Dataset rows describing interfaces
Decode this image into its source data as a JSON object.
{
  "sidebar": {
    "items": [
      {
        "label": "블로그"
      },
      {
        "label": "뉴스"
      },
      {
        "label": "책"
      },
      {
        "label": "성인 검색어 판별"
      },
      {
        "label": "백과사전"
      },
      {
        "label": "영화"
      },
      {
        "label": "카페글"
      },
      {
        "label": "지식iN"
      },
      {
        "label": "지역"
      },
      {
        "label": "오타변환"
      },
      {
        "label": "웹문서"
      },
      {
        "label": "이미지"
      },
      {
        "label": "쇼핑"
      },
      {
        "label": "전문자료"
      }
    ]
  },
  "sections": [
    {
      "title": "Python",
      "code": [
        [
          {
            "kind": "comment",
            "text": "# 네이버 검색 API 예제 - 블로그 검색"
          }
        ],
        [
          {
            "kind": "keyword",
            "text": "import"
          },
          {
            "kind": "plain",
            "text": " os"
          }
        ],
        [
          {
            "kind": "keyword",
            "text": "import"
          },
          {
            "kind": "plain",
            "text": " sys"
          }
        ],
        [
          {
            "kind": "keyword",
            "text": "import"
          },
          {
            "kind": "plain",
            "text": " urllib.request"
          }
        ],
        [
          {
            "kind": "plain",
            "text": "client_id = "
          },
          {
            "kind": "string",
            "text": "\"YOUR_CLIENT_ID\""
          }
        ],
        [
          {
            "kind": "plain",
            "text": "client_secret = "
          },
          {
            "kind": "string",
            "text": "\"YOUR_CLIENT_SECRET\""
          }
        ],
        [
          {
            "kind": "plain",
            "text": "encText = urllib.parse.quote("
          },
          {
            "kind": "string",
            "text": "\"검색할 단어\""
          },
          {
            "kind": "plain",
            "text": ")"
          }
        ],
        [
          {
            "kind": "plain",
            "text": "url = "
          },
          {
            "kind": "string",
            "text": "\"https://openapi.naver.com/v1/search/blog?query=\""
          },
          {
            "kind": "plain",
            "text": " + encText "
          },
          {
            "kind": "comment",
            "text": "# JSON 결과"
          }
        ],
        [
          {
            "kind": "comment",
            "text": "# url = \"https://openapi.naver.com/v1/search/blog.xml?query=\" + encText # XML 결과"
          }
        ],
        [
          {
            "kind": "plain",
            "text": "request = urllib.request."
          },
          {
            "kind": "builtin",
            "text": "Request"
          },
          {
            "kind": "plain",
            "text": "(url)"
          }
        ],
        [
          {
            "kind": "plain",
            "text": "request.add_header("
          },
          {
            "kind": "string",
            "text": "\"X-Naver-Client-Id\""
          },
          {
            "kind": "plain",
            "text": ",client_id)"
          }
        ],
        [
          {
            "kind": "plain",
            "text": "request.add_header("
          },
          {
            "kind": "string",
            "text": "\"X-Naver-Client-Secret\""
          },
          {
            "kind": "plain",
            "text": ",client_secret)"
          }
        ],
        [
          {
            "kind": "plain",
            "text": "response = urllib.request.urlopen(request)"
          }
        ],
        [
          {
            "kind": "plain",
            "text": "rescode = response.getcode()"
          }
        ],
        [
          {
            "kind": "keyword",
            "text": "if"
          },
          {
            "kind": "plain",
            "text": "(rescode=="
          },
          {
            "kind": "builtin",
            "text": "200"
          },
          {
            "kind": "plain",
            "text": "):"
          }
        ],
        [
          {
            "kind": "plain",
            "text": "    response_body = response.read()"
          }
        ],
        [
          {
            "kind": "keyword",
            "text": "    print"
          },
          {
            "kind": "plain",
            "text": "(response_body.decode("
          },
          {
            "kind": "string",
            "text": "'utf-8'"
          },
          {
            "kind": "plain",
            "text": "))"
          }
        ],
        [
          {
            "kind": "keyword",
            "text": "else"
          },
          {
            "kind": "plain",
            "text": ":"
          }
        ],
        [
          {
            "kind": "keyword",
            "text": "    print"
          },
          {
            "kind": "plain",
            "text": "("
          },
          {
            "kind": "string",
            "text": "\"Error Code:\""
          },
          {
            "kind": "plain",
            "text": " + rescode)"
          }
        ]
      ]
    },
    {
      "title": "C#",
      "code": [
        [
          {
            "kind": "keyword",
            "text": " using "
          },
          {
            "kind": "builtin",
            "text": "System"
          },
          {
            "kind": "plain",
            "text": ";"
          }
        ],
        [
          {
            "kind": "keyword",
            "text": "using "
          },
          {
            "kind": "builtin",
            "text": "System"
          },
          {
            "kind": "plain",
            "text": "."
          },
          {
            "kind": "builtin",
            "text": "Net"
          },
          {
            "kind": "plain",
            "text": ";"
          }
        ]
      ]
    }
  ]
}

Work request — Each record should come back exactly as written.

Answer below —
Decode this image into its source data as a JSON object.
{
  "sidebar": {
    "items": [
      {
        "label": "블로그"
      },
      {
        "label": "뉴스"
      },
      {
        "label": "책"
      },
      {
        "label": "성인 검색어 판별"
      },
      {
        "label": "백과사전"
      },
      {
        "label": "영화"
      },
      {
        "label": "카페글"
      },
      {
        "label": "지식iN"
      },
      {
        "label": "지역"
      },
      {
        "label": "오타변환"
      },
      {
        "label": "웹문서"
      },
      {
        "label": "이미지"
      },
      {
        "label": "쇼핑"
      },
      {
        "label": "전문자료"
      }
    ]
  },
  "sections": [
    {
      "title": "Python",
      "code": [
        [
          {
            "kind": "comment",
            "text": "# 네이버 검색 API 예제 - 블로그 검색"
          }
        ],
        [
          {
            "kind": "keyword",
            "text": "import"
          },
          {
            "kind": "plain",
            "text": " os"
          }
        ],
        [
          {
            "kind": "keyword",
            "text": "import"
          },
          {
            "kind": "plain",
            "text": " sys"
          }
        ],
        [
          {
            "kind": "keyword",
            "text": "import"
          },
          {
            "kind": "plain",
            "text": " urllib.request"
          }
        ],
        [
          {
            "kind": "plain",
            "text": "client_id = "
          },
          {
            "kind": "string",
            "text": "\"YOUR_CLIENT_ID\""
          }
        ],
        [
          {
            "kind": "plain",
            "text": "client_secret = "
          },
          {
            "kind": "string",
            "text": "\"YOUR_CLIENT_SECRET\""
          }
        ],
        [
          {
            "kind": "plain",
            "text": "encText = urllib.parse.quote("
          },
          {
            "kind": "string",
            "text": "\"검색할 단어\""
          },
          {
            "kind": "plain",
            "text": ")"
          }
        ],
        [
          {
            "kind": "plain",
            "text": "url = "
          },
          {
            "kind": "string",
            "text": "\"https://openapi.naver.com/v1/search/blog?query=\""
          },
          {
            "kind": "plain",
            "text": " + encText "
          },
          {
            "kind": "comment",
            "text": "# JSON 결과"
          }
        ],
        [
          {
            "kind": "comment",
            "text": "# url = \"https://openapi.naver.com/v1/search/blog.xml?query=\" + encText # XML 결과"
          }
        ],
        [
          {
            "kind": "plain",
            "text": "request = urllib.request."
          },
          {
            "kind": "builtin",
            "text": "Request"
          },
          {
            "kind": "plain",
            "text": "(url)"
          }
        ],
        [
          {
            "kind": "plain",
            "text": "request.add_header("
          },
          {
            "kind": "string",
            "text": "\"X-Naver-Client-Id\""
          },
          {
            "kind": "plain",
            "text": ",client_id)"
          }
        ],
        [
          {
            "kind": "plain",
            "text": "request.add_header("
          },
          {
            "kind": "string",
            "text": "\"X-Naver-Client-Secret\""
          },
          {
            "kind": "plain",
            "text": ",client_secret)"
          }
        ],
        [
          {
            "kind": "plain",
            "text": "response = urllib.request.urlopen(request)"
          }
        ],
        [
          {
            "kind": "plain",
            "text": "rescode = response.getcode()"
          }
        ],
        [
          {
            "kind": "keyword",
            "text": "if"
          },
          {
            "kind": "plain",
            "text": "(rescode=="
          },
          {
            "kind": "builtin",
            "text": "200"
          },
          {
            "kind": "plain",
            "text": "):"
          }
        ],
        [
          {
            "kind": "plain",
            "text": "    response_body = response.read()"
          }
        ],
        [
          {
            "kind": "keyword",
            "text": "    print"
          },
          {
            "kind": "plain",
            "text": "(response_body.decode("
          },
          {
            "kind": "string",
            "text": "'utf-8'"
          },
          {
            "kind": "plain",
            "text": "))"
          }
        ],
        [
          {
            "kind": "keyword",
            "text": "else"
          },
          {
            "kind": "plain",
            "text": ":"
          }
        ],
        [
          {
            "kind": "keyword",
            "text": "    print"
          },
          {
            "kind": "plain",
            "text": "("
          },
          {
            "kind": "string",
            "text": "\"Error Code:\""
          },
          {
            "kind": "plain",
            "text": " + rescode)"
          }
        ]
      ]
    },
    {
      "title": "C#",
      "code": [
        [
          {
            "kind": "keyword",
            "text": " using "
          },
          {
            "kind": "builtin",
            "text": "System"
          },
          {
            "kind": "plain",
            "text": ";"
          }
        ],
        [
          {
            "kind": "keyword",
            "text": "using "
          },
          {
            "kind": "builtin",
            "text": "System"
          },
          {
            "kind": "plain",
            "text": "."
          },
          {
            "kind": "builtin",
            "text": "Net"
          },
          {
            "kind": "plain",
            "text": ";"
          }
        ]
      ]
    }
  ]
}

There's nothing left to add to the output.